Radio Sport is ranked 14th out of the country’s 22 commercial networks. It has a cumulative weekly audience of about 161,000, more than a third of whom are aged between 55 and 74. They do not count much to advertisers and, it seems, those who have passed their septuagenarian midpoint do not count at all (in ratings surveys at least).
So, in the greater scheme of commercial broadcasting, the loss of cricket commentary should not cause more than a ripple on the radio waves. That is, until one considers what radio brings to the game.
We see spectators at a cricket oval with the wire from transistor earpieces hanging under their sunhats. We know people who watch coverage at home with the television sound off and the radio commentary in its place. We sit in the park or at the beach listening to the cricket and feeling we are there.
Radio cricket commentary is aural imagery – word pictures that add a unique layer to play.
And, in this country, we are blessed with some of its masters in commentators like Jeremy Coney, Bryan Waddle and, before them, Iain Gallaway. Radio commentators have been creating those aural images for almost a century in this country. In the 1920s sports editor Alan Allardyce overcame the short-lived Radio Broadcasting Company’s reluctance and introduced cricket to the station’s fledgling sports line-up. He recalled in Patrick Day’s book The Radio Years: “They couldn’t imagine how you could make cricket interesting.” That is precisely what our cricket commentators have been doing since 1927. And they have been augmented during international tours by the best in the world.
The danger now is that Cricket New Zealand will come to an arrangement with its new television partner Spark Sport to repurpose the television commentary for audio streaming on Spark digital services.
Television commentators speak to the pictures that are being simultaneously transmitted. They do not attempt to tell viewers what they can see for themselves. Nor should they.
However, remove the video and you take away the very dimension that radio commentators expertly construct.
Replace radio commentary with that digital audio stream of Spark Sport television match calling and you substitute cost-free broadcasting with cellular data caps and battery drain on notoriously ‘hungry’ smartphones. I am as likely to sit listening to a whole day of image-dependent cricket on my iPhone as I am opening for England.
Someone must get Radio Sport’s owner and Cricket New Zealand back to the negotiating table.
Mystery inside an enigma
I thought I knew Murray Mason as well as most people who had worked with him. I now know I knew him not at all.
He died last August, a 79-year-old former journalist with a drinking problem. There are a few of them around and his death could have merited no more than the paragraph some journalists receive on their passing, if it is acknowledged at all.
However, Mason was found face down in a shallow creek in the Auckland Domain and the circumstances of his death were only the beginning of a mystery that writer Steve Braunias attempted to unravel.
Braunias found his estranged family, found others he had let down, and found those whose superficial acquaintance – often at the end of the bar in the Albion Hotel – was as much as Mason was prepared to give.

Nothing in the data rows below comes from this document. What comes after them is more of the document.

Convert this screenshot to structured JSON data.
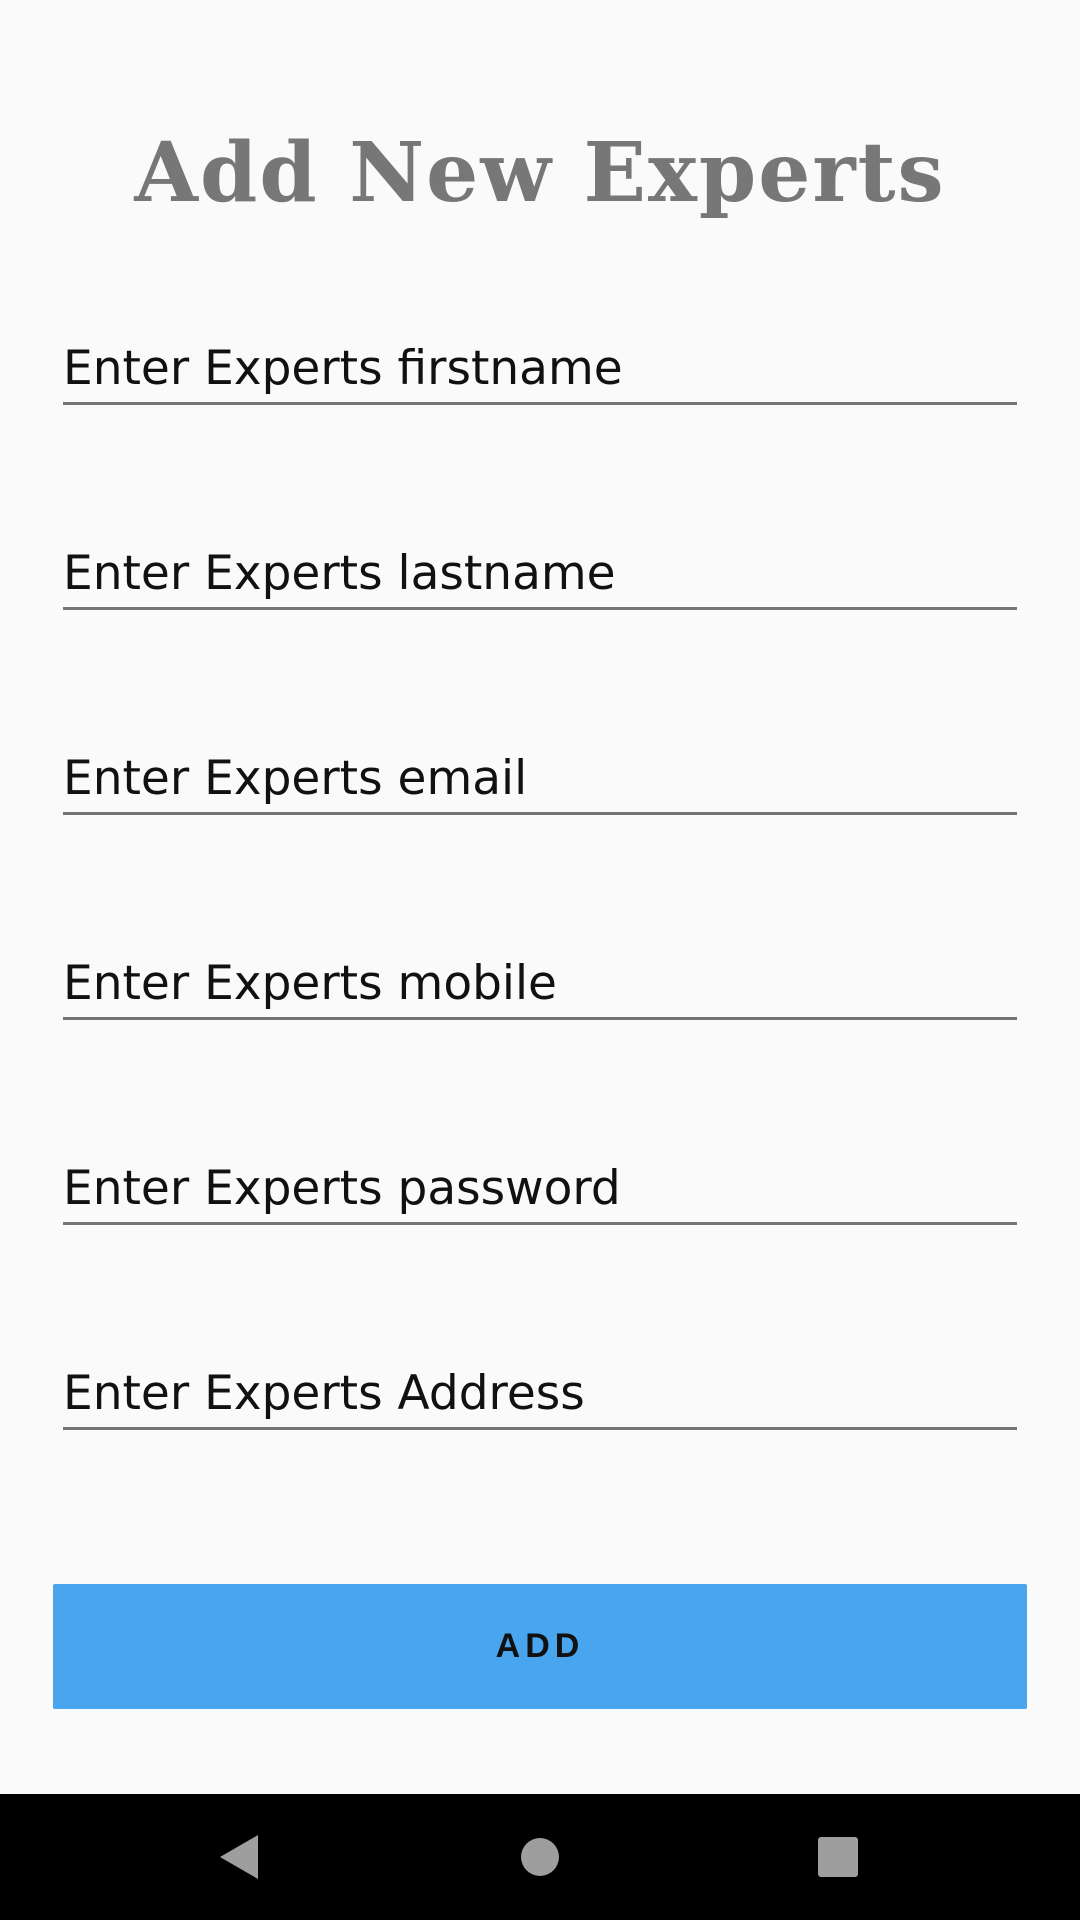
{
  "page": {
    "title": "Add New Experts"
  },
  "form": {
    "fields": [
      {
        "placeholder": "Enter Experts firstname",
        "value": ""
      },
      {
        "placeholder": "Enter Experts lastname",
        "value": ""
      },
      {
        "placeholder": "Enter Experts email",
        "value": ""
      },
      {
        "placeholder": "Enter Experts mobile",
        "value": ""
      },
      {
        "placeholder": "Enter Experts password",
        "value": ""
      },
      {
        "placeholder": "Enter Experts Address",
        "value": ""
      }
    ],
    "submit_label": "ADD"
  },
  "colors": {
    "button_bg": "#49a5ee",
    "title_text": "#777777",
    "underline": "#757575",
    "navbar_bg": "#000000"
  },
  "navbar": {
    "back_icon": "back-triangle-icon",
    "home_icon": "home-circle-icon",
    "recent_icon": "recents-square-icon"
  }
}
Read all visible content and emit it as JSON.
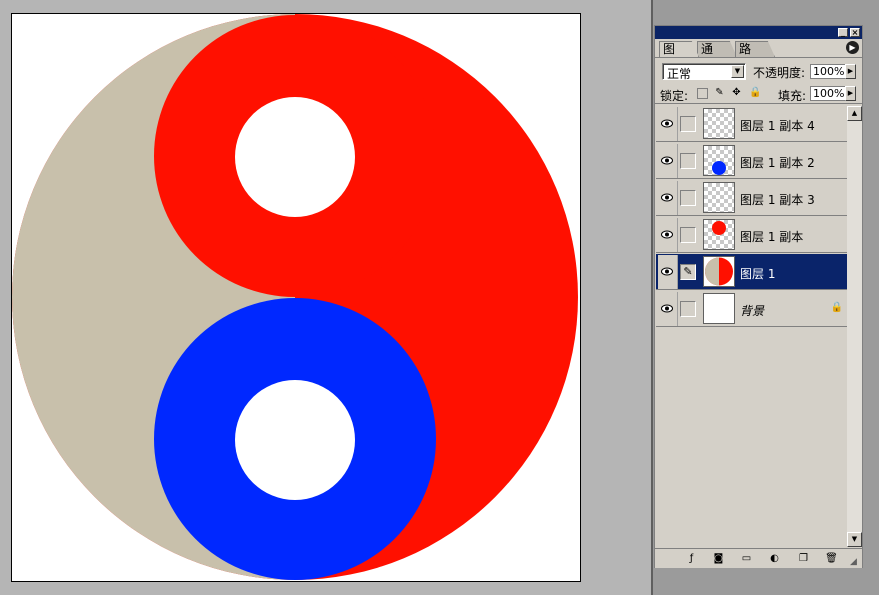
{
  "palette": {
    "tabs": [
      "图层",
      "通道",
      "路径"
    ],
    "active_tab": "图层",
    "blend_mode": "正常",
    "opacity_label": "不透明度:",
    "opacity_value": "100%",
    "lock_label": "锁定:",
    "fill_label": "填充:",
    "fill_value": "100%",
    "layers": [
      {
        "name": "图层 1 副本 4",
        "thumbnail": "empty-transparent",
        "visible": true,
        "selected": false
      },
      {
        "name": "图层 1 副本 2",
        "thumbnail": "blue-dot",
        "visible": true,
        "selected": false
      },
      {
        "name": "图层 1 副本 3",
        "thumbnail": "empty-transparent",
        "visible": true,
        "selected": false
      },
      {
        "name": "图层 1 副本",
        "thumbnail": "red-dot",
        "visible": true,
        "selected": false
      },
      {
        "name": "图层 1",
        "thumbnail": "half-circle",
        "visible": true,
        "selected": true
      },
      {
        "name": "背景",
        "thumbnail": "white",
        "visible": true,
        "selected": false,
        "locked": true
      }
    ]
  },
  "colors": {
    "red": "#ff1000",
    "blue": "#0028ff",
    "beige": "#c8c0ab",
    "selection": "#0a246a",
    "panel_bg": "#d4d0c8",
    "title_bar": "#0b2465"
  },
  "icons": {
    "eye": "eye-icon",
    "brush": "brush-icon",
    "lock": "lock-icon",
    "menu": "palette-menu-icon"
  }
}
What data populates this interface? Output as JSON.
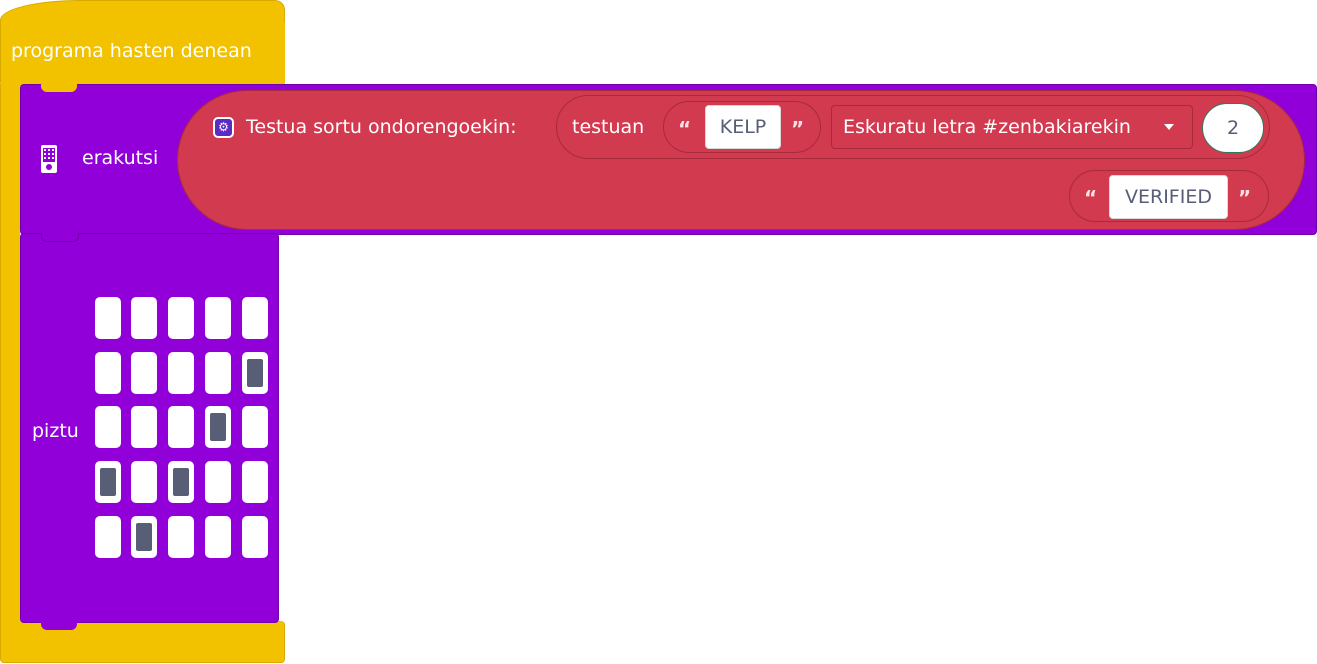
{
  "event_block": {
    "label": "programa hasten denean"
  },
  "show_block": {
    "label": "erakutsi",
    "icon": "led-display-icon"
  },
  "join_block": {
    "label": "Testua sortu ondorengoekin:",
    "icon": "gear-icon",
    "in_text_label": "testuan",
    "text_value": "KELP",
    "dropdown_label": "Eskuratu letra #zenbakiarekin",
    "index_value": "2",
    "second_text_value": "VERIFIED",
    "open_quote": "“",
    "close_quote": "”"
  },
  "led_block": {
    "label": "piztu",
    "grid": [
      [
        0,
        0,
        0,
        0,
        0
      ],
      [
        0,
        0,
        0,
        0,
        1
      ],
      [
        0,
        0,
        0,
        1,
        0
      ],
      [
        1,
        0,
        1,
        0,
        0
      ],
      [
        0,
        1,
        0,
        0,
        0
      ]
    ]
  },
  "colors": {
    "event": "#f2c200",
    "basic": "#9200d9",
    "text": "#d23a50",
    "led_on": "#575e75"
  }
}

Thanks to Steve Braunias – one of the most talented writers in New Zealand journalism today – I have many more details of the events in Mason’s life and if anyone could have found the man, it was Braunias. Yet he failed.
I hesitate to use that word because to say that he failed does a disservice to the diligence of his search and the craftsmanship of his writing over three pages in last Saturday’s Weekend Herald. Ultimately Braunias was unable to tell us who Mason really was, but the search ended with a startling discovery: He wasn’t Murray Mason. He was, in fact, Murray Edward Wyatt.
It is deeply frustrating to journalists that there are some people in this world who, like Churchill’s Russia, remain a riddle wrapped in a mystery inside an enigma. Murray Mason (Wyatt) was one of them.